*What you need to do*
The word "JSON" marks the lines to keep; find each one in the data and copy it.

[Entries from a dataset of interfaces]
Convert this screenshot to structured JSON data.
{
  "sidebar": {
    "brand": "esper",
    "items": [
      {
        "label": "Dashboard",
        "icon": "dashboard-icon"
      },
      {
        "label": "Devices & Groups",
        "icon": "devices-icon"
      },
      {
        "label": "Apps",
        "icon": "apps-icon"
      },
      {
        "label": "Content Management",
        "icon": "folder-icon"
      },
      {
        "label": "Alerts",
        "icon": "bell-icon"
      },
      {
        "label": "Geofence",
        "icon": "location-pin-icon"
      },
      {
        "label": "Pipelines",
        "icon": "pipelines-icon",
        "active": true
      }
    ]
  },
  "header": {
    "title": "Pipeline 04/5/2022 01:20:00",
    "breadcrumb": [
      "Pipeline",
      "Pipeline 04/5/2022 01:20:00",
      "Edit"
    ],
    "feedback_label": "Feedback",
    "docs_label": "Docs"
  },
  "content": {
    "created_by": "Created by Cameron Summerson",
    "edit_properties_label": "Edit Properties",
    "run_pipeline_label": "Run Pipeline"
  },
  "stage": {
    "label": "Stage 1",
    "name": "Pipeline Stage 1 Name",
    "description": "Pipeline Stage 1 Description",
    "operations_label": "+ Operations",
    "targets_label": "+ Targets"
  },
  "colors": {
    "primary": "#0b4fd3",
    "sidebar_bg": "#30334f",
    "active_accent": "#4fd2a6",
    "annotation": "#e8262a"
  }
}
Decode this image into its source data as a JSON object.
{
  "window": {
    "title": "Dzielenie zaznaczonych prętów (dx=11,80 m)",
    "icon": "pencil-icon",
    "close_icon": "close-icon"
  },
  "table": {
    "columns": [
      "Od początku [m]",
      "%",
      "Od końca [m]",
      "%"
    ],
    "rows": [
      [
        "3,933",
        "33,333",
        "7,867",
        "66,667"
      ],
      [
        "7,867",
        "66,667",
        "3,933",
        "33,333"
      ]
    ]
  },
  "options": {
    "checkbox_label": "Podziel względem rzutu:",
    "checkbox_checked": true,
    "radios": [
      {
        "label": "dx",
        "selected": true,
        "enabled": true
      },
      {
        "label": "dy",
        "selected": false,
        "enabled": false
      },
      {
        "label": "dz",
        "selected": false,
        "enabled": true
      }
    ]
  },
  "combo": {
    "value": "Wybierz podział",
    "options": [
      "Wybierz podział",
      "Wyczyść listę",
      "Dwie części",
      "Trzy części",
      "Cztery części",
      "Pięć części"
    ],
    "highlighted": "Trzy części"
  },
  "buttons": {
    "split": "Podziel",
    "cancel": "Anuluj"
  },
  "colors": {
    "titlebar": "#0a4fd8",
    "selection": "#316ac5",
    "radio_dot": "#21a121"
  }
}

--

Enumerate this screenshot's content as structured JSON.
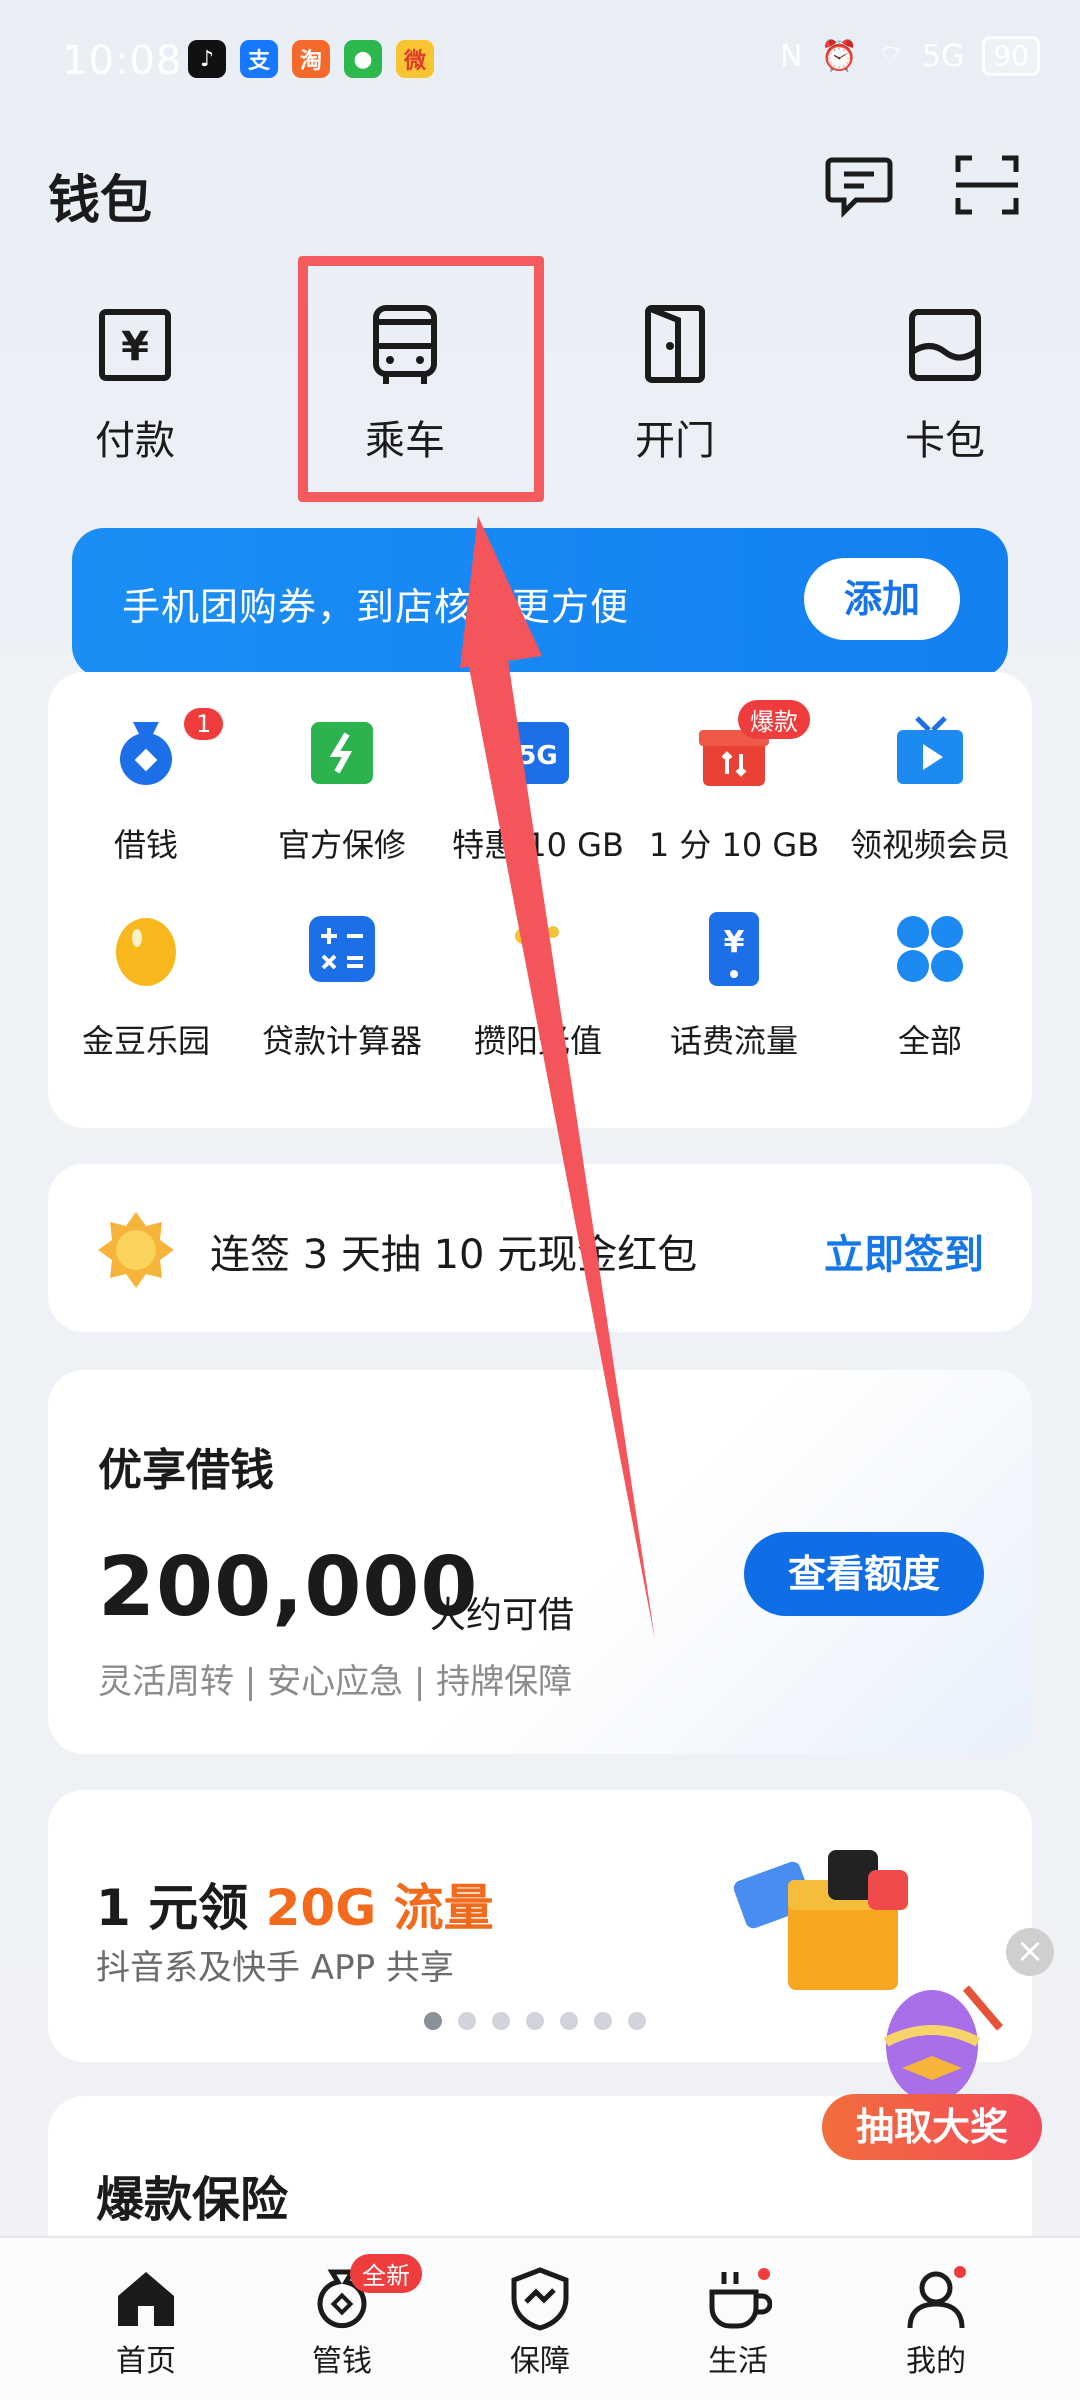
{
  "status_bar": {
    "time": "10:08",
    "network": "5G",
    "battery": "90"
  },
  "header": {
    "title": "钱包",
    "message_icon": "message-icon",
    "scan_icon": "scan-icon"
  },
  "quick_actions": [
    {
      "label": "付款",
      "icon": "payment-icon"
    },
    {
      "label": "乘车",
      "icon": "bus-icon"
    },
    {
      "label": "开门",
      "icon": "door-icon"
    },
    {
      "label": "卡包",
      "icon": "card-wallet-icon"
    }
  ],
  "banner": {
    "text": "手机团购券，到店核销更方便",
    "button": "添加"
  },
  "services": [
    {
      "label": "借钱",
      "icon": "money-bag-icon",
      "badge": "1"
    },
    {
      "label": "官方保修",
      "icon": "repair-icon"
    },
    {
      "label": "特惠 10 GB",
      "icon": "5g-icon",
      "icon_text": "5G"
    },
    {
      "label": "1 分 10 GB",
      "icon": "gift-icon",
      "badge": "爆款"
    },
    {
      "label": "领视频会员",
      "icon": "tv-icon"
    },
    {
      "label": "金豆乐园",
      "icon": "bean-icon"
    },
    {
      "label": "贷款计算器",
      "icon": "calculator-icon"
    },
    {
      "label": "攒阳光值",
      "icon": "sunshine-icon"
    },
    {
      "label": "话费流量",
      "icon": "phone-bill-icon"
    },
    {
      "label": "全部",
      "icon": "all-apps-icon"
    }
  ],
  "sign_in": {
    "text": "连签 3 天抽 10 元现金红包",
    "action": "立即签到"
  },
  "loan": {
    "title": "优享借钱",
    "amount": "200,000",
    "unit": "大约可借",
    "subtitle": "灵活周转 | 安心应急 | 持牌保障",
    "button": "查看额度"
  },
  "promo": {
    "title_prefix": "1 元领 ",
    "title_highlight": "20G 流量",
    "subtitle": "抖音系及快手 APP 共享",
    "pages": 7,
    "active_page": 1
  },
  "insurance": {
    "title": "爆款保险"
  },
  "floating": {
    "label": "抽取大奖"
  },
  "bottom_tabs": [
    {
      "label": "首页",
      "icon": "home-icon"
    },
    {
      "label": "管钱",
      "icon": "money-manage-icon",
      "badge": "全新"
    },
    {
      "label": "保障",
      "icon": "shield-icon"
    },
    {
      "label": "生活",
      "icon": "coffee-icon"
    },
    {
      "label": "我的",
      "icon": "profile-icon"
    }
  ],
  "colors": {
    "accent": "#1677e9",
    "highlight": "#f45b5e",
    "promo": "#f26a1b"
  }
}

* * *

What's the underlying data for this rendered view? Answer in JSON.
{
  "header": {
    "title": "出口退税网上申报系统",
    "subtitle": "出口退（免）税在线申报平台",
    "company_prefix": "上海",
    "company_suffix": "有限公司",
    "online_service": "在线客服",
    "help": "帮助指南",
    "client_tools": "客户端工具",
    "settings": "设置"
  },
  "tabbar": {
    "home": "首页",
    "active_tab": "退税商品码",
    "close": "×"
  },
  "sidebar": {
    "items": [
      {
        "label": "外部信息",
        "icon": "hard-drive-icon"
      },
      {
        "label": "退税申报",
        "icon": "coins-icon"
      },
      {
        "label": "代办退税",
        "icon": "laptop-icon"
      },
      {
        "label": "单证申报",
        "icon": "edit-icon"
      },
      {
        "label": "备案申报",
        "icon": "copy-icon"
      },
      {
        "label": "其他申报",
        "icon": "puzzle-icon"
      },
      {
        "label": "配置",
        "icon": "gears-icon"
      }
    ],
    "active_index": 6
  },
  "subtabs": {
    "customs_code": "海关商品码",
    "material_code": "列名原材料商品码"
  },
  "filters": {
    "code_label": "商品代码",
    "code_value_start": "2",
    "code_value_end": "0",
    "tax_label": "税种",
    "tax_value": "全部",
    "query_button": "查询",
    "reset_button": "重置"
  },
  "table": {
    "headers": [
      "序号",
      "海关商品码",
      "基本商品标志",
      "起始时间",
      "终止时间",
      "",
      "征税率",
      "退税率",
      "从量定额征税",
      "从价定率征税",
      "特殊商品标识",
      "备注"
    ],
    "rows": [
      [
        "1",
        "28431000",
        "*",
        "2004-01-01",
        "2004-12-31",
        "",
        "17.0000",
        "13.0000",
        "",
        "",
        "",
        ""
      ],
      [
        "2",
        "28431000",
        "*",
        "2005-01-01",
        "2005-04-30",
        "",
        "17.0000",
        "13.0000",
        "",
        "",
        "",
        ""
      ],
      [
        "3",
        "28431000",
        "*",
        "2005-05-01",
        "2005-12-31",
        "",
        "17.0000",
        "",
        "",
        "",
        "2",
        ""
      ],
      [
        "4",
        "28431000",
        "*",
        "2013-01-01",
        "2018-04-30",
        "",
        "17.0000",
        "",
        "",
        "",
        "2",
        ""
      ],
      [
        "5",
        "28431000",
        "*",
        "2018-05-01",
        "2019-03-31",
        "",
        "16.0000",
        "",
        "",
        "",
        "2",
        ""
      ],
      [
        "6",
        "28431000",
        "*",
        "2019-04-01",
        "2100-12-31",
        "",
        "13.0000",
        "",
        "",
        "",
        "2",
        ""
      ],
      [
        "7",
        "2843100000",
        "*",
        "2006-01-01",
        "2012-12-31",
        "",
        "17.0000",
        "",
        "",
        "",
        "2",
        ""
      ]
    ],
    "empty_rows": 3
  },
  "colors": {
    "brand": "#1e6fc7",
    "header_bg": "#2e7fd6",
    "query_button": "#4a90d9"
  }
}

*Answer section*
Convert this screenshot to structured JSON data.
Decode this image into its source data as a JSON object.
Enumerate this screenshot's content as structured JSON.
What's the underlying data for this rendered view? Answer in JSON.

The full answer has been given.